Adam Bielecki, the Polish climber who has done two first winter ascents of 8,000ers, said that he believes “conquering K2 with oxygen is neither ethical nor honorable”—how most of the climbers will be attempting it. Climbers who have confirmed they will be climbing without supplemental oxygen include Snorri and the Sadparas, Gavan and Lunger, Nims Purja, and Mingma Gyale Sherpa, Dawa Tenzin Sherpa and Kili Pemba Sherpa.

Asghar Ali Porik, owner of Jasmine Tours Agency, who is in charge for the Snorri-Sadpara expedition, shared his concerns on the number of support staff and amount of equipment required by a team as large as the Seven Summit Treks expedition: “One porter can carry no more than 20Kg of weight during winter, but I have seen that many climbers of the team arrived in Skardu with 4-5 bags each; so you can imagine how many of [porters] are required to carry all the equipments; then they’ll have to carry oxygen bottles, heating [equipment], tents and kitchen stuff. At BC, one kitchen tent needs 1 cook, 1 assistant cook, 2 cook helpers to serve about 10 people. I’m worried about how they will manage all this at Base Camp, since they have not carried food and supplies in advance. Also, I’m concerned about the amount of oxygen bottles—they’ll provide 7 bottles for each client—left on the mountain. We will see how many of their clients [can deal with] the winter temperatures and lack of comforts there.”

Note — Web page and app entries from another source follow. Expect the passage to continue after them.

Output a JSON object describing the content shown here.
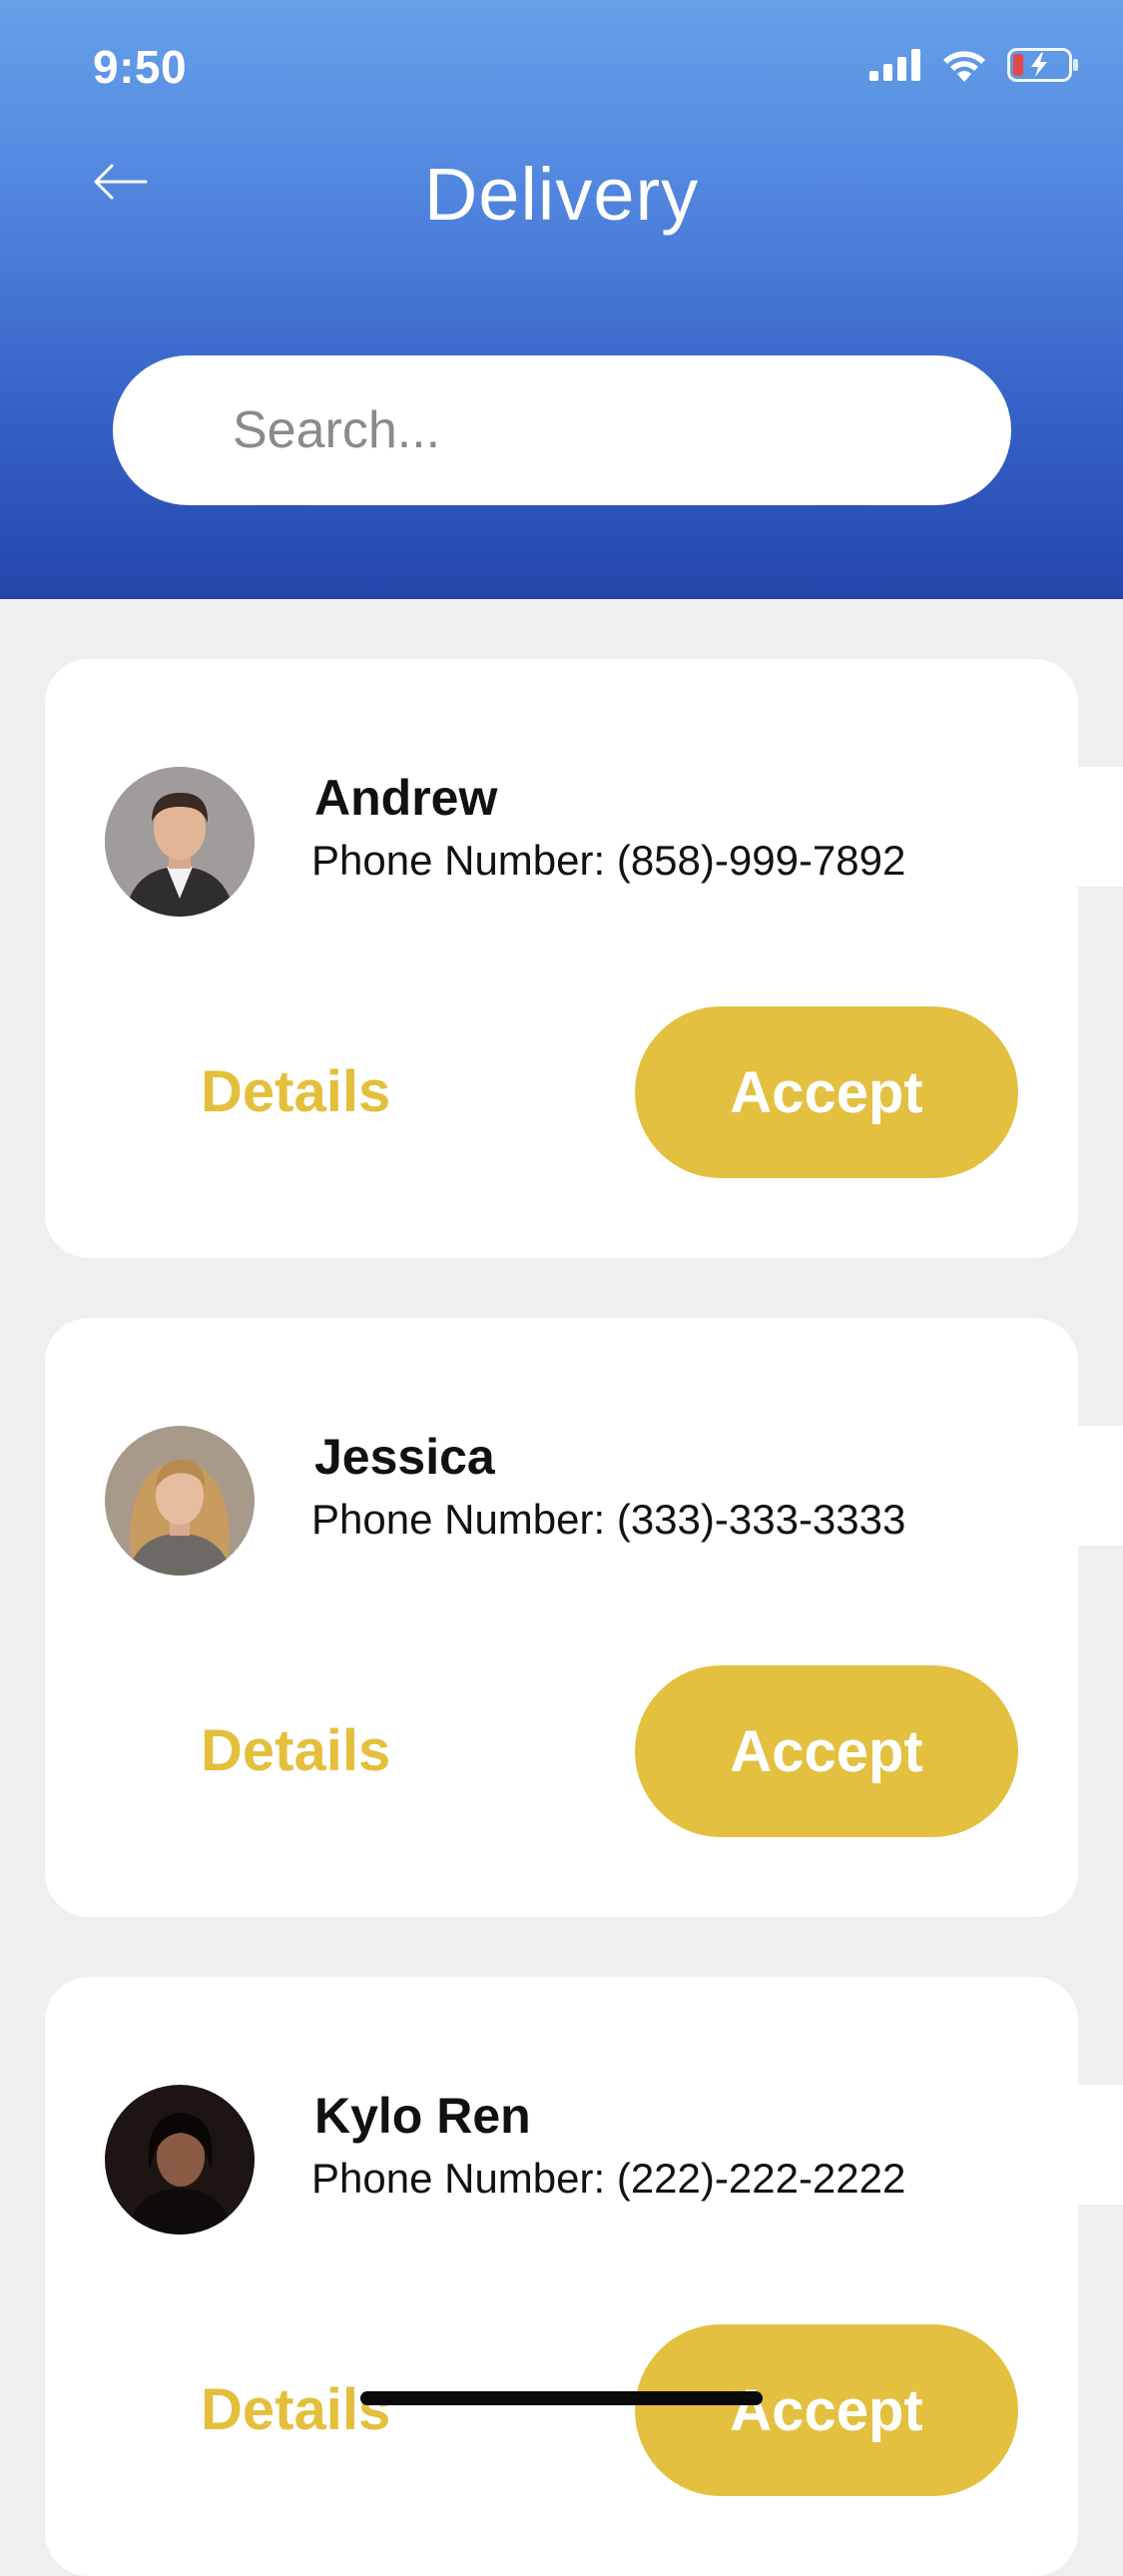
{
  "status_bar": {
    "time": "9:50",
    "icons": [
      "cellular-signal-icon",
      "wifi-icon",
      "battery-charging-icon"
    ]
  },
  "header": {
    "title": "Delivery",
    "back_icon": "arrow-left-icon"
  },
  "search": {
    "placeholder": "Search...",
    "value": ""
  },
  "colors": {
    "header_gradient_top": "#66a1e9",
    "header_gradient_bottom": "#2446ab",
    "accent": "#e3c03f",
    "background": "#efefef",
    "card": "#ffffff"
  },
  "deliveries": [
    {
      "name": "Andrew",
      "phone": "Phone Number: (858)-999-7892",
      "details_label": "Details",
      "accept_label": "Accept"
    },
    {
      "name": "Jessica",
      "phone": "Phone Number: (333)-333-3333",
      "details_label": "Details",
      "accept_label": "Accept"
    },
    {
      "name": "Kylo Ren",
      "phone": "Phone Number: (222)-222-2222",
      "details_label": "Details",
      "accept_label": "Accept"
    }
  ]
}
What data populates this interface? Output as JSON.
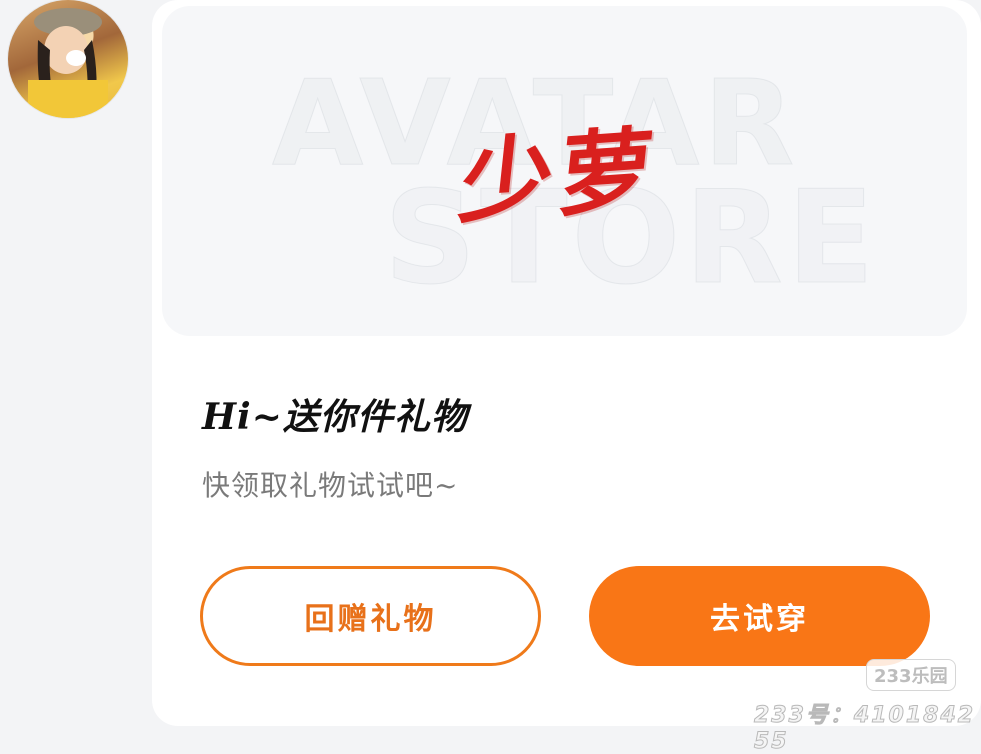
{
  "banner": {
    "watermark_line1": "AVATAR",
    "watermark_line2": "STORE",
    "calligraphy_text": "少萝"
  },
  "gift": {
    "title": "Hi~送你件礼物",
    "subtitle": "快领取礼物试试吧~"
  },
  "actions": {
    "return_gift_label": "回赠礼物",
    "try_on_label": "去试穿"
  },
  "watermark": {
    "brand": "233乐园",
    "id_text": "233号：4101842​55"
  },
  "colors": {
    "accent": "#f97616",
    "calligraphy": "#d9201e"
  }
}
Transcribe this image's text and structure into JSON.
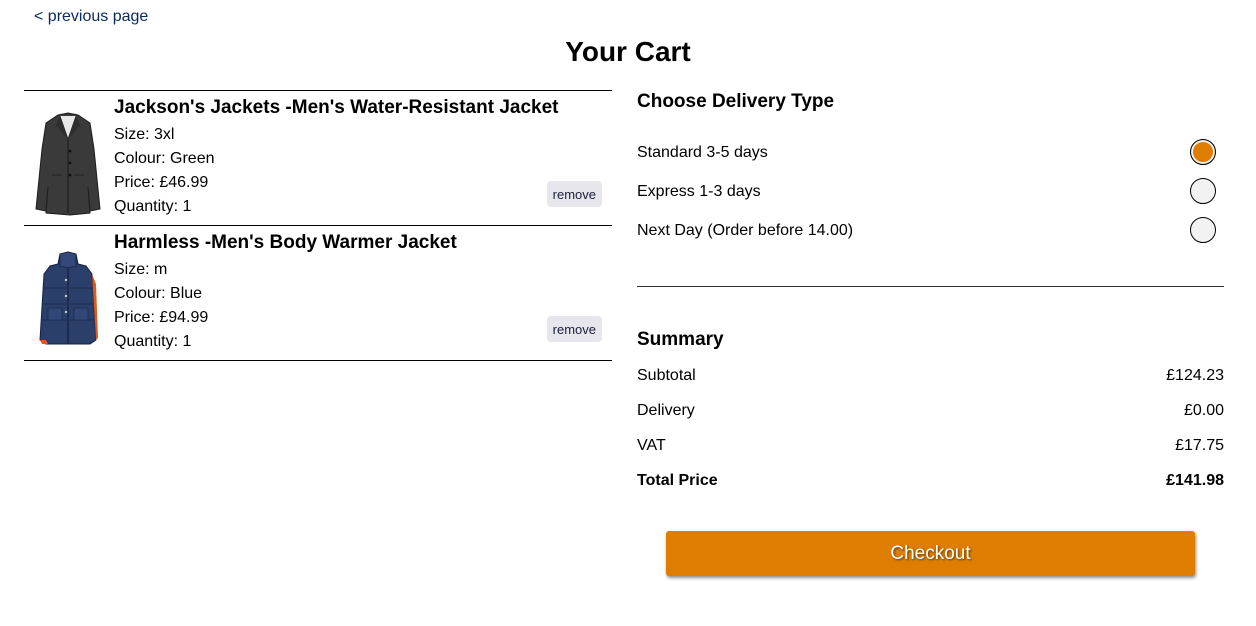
{
  "nav": {
    "previous_label": "< previous page"
  },
  "page_title": "Your Cart",
  "cart": {
    "items": [
      {
        "name": "Jackson's Jackets -Men's Water-Resistant Jacket",
        "size": "Size: 3xl",
        "colour": "Colour: Green",
        "price": "Price: £46.99",
        "quantity": "Quantity: 1",
        "image_icon": "coat-image",
        "remove_label": "remove"
      },
      {
        "name": "Harmless -Men's Body Warmer Jacket",
        "size": "Size: m",
        "colour": "Colour: Blue",
        "price": "Price: £94.99",
        "quantity": "Quantity: 1",
        "image_icon": "vest-image",
        "remove_label": "remove"
      }
    ]
  },
  "delivery": {
    "heading": "Choose Delivery Type",
    "options": [
      {
        "label": "Standard 3-5 days",
        "selected": true
      },
      {
        "label": "Express 1-3 days",
        "selected": false
      },
      {
        "label": "Next Day (Order before 14.00)",
        "selected": false
      }
    ]
  },
  "summary": {
    "heading": "Summary",
    "subtotal_label": "Subtotal",
    "subtotal_value": "£124.23",
    "delivery_label": "Delivery",
    "delivery_value": "£0.00",
    "vat_label": "VAT",
    "vat_value": "£17.75",
    "total_label": "Total Price",
    "total_value": "£141.98"
  },
  "checkout_label": "Checkout",
  "colors": {
    "accent": "#de7d00",
    "link": "#0b2a5c",
    "remove_bg": "#e6e6ec"
  }
}
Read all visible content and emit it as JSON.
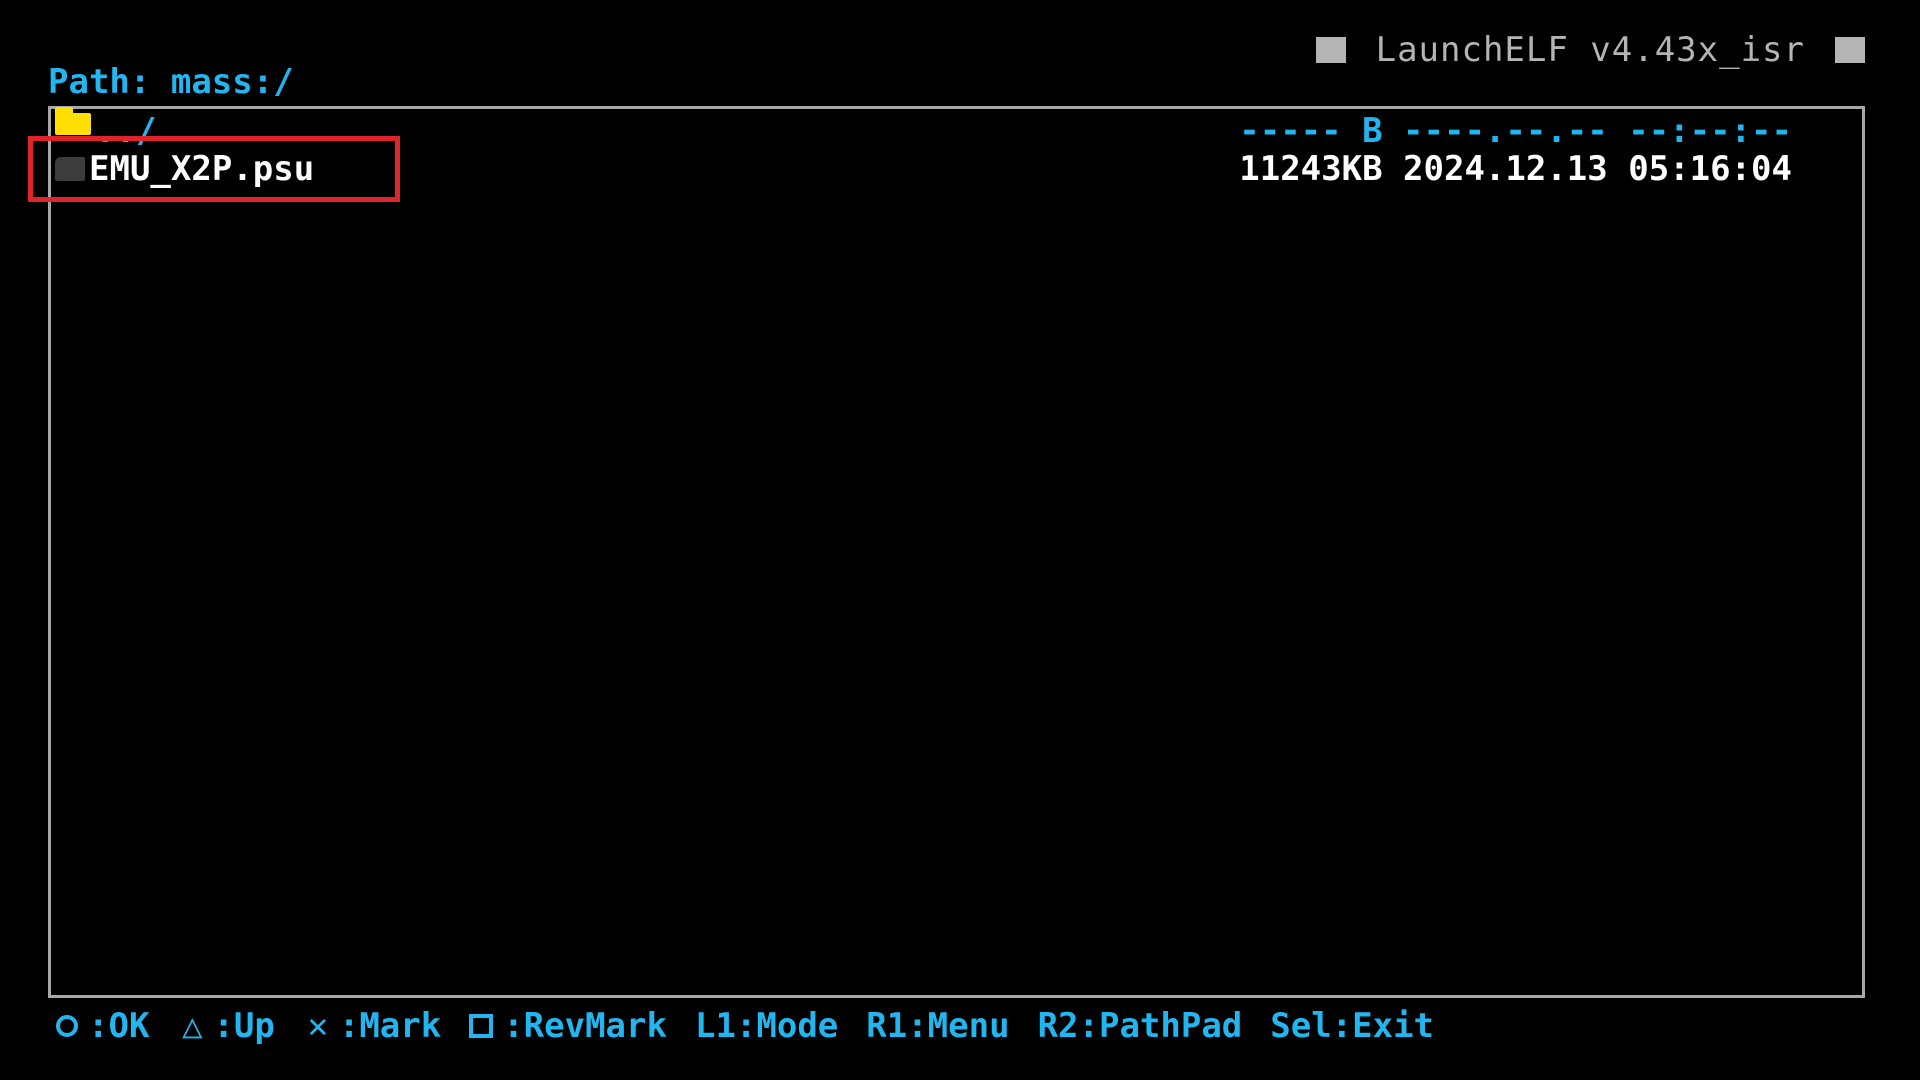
{
  "header": {
    "app_title": "LaunchELF v4.43x_isr",
    "path_label": "Path:",
    "path_value": "mass:/"
  },
  "file_list": {
    "parent_entry": {
      "name": "../",
      "size": "----- B",
      "date": "----.--.--",
      "time": "--:--:--"
    },
    "entries": [
      {
        "name": "EMU_X2P.psu",
        "size": "11243KB",
        "date": "2024.12.13",
        "time": "05:16:04"
      }
    ]
  },
  "footer": {
    "hints": [
      {
        "glyph": "circle",
        "label": ":OK"
      },
      {
        "glyph": "△",
        "label": ":Up"
      },
      {
        "glyph": "✕",
        "label": ":Mark"
      },
      {
        "glyph": "square",
        "label": ":RevMark"
      },
      {
        "glyph": "",
        "label": "L1:Mode"
      },
      {
        "glyph": "",
        "label": "R1:Menu"
      },
      {
        "glyph": "",
        "label": "R2:PathPad"
      },
      {
        "glyph": "",
        "label": "Sel:Exit"
      }
    ]
  },
  "colors": {
    "accent": "#22b6f0",
    "title_gray": "#b4b4b4",
    "frame_gray": "#a8a8a8",
    "folder_yellow": "#ffde00",
    "highlight_red": "#e0242b",
    "file_text": "#ffffff",
    "background": "#000000"
  },
  "icons": {
    "parent_entry": "folder-icon",
    "file_entry": "file-icon"
  }
}
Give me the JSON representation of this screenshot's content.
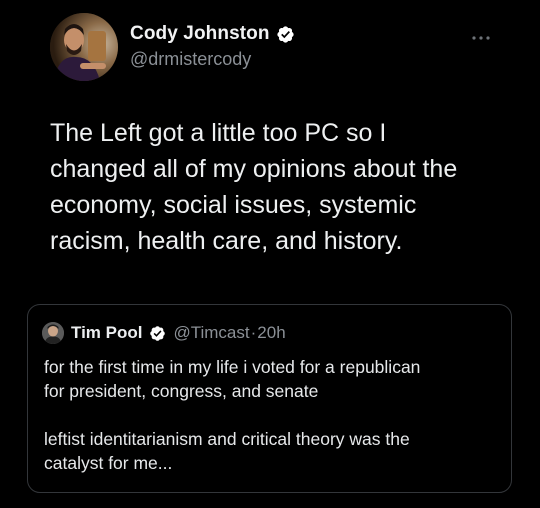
{
  "author": {
    "display_name": "Cody Johnston",
    "handle": "@drmistercody",
    "verified": true
  },
  "tweet": {
    "text": "The Left got a little too PC so I\nchanged all of my opinions about the\neconomy, social issues, systemic\nracism, health care, and history."
  },
  "quoted_tweet": {
    "author": {
      "display_name": "Tim Pool",
      "handle": "@Timcast",
      "verified": true
    },
    "separator": "·",
    "time": "20h",
    "paragraphs": [
      "for the first time in my life i voted for a republican\nfor president, congress, and senate",
      "leftist identitarianism and critical theory was the\ncatalyst for me..."
    ]
  },
  "icons": {
    "verified": "verified-badge-icon",
    "more": "more-horizontal-icon"
  },
  "colors": {
    "background": "#000000",
    "primary_text": "#e7e9ea",
    "secondary_text": "#8b9096",
    "card_border": "#33363a"
  }
}
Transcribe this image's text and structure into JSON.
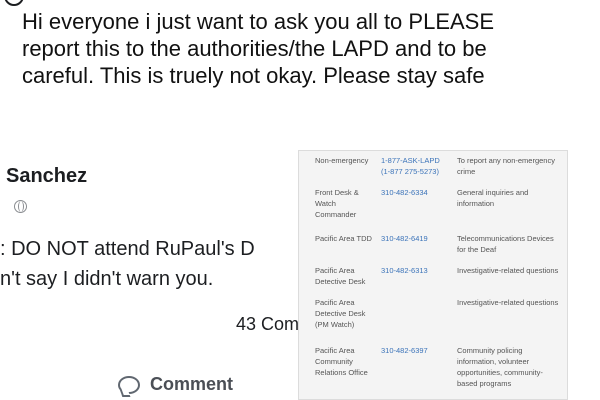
{
  "post": {
    "text": "Hi everyone i just want to ask you all to PLEASE report this to the authorities/the LAPD and to be careful. This is truely not okay. Please stay safe"
  },
  "fb_post": {
    "author": "Sanchez",
    "line1": ": DO NOT attend RuPaul's D",
    "line2": "n't say I didn't warn you.",
    "comment_count": "43 Com",
    "comment_label": "Comment"
  },
  "directory": {
    "rows": [
      {
        "label": "Non-emergency",
        "phone": "1-877-ASK-LAPD (1-877 275-5273)",
        "desc": "To report any non-emergency crime"
      },
      {
        "label": "Front Desk & Watch Commander",
        "phone": "310-482-6334",
        "desc": "General inquiries and information"
      },
      {
        "label": "Pacific Area TDD",
        "phone": "310-482-6419",
        "desc": "Telecommunications Devices for the Deaf"
      },
      {
        "label": "Pacific Area Detective Desk",
        "phone": "310-482-6313",
        "desc": "Investigative-related questions"
      },
      {
        "label": "Pacific Area Detective Desk (PM Watch)",
        "phone": "",
        "desc": "Investigative-related questions"
      },
      {
        "label": "Pacific Area Community Relations Office",
        "phone": "310-482-6397",
        "desc": "Community policing information, volunteer opportunities, community-based programs"
      }
    ]
  }
}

Once on the route itself, where temperatures will routinely be -30 to -60 degrees Celsius, with extremely high winds, the dangers become even greater. The technical stretches after C2 at 6,700 meters, including House’s Chimney and the rocky area of ​​the Black Pyramid before C3, are frequent sites of rockfall.

All that being said, if the weather cooperates and the wisdom of the team leaders prevails, and if the rotation by the teams in the various technical sections is carried out carefully, the chances that someone will succeed this year could be higher than ever before.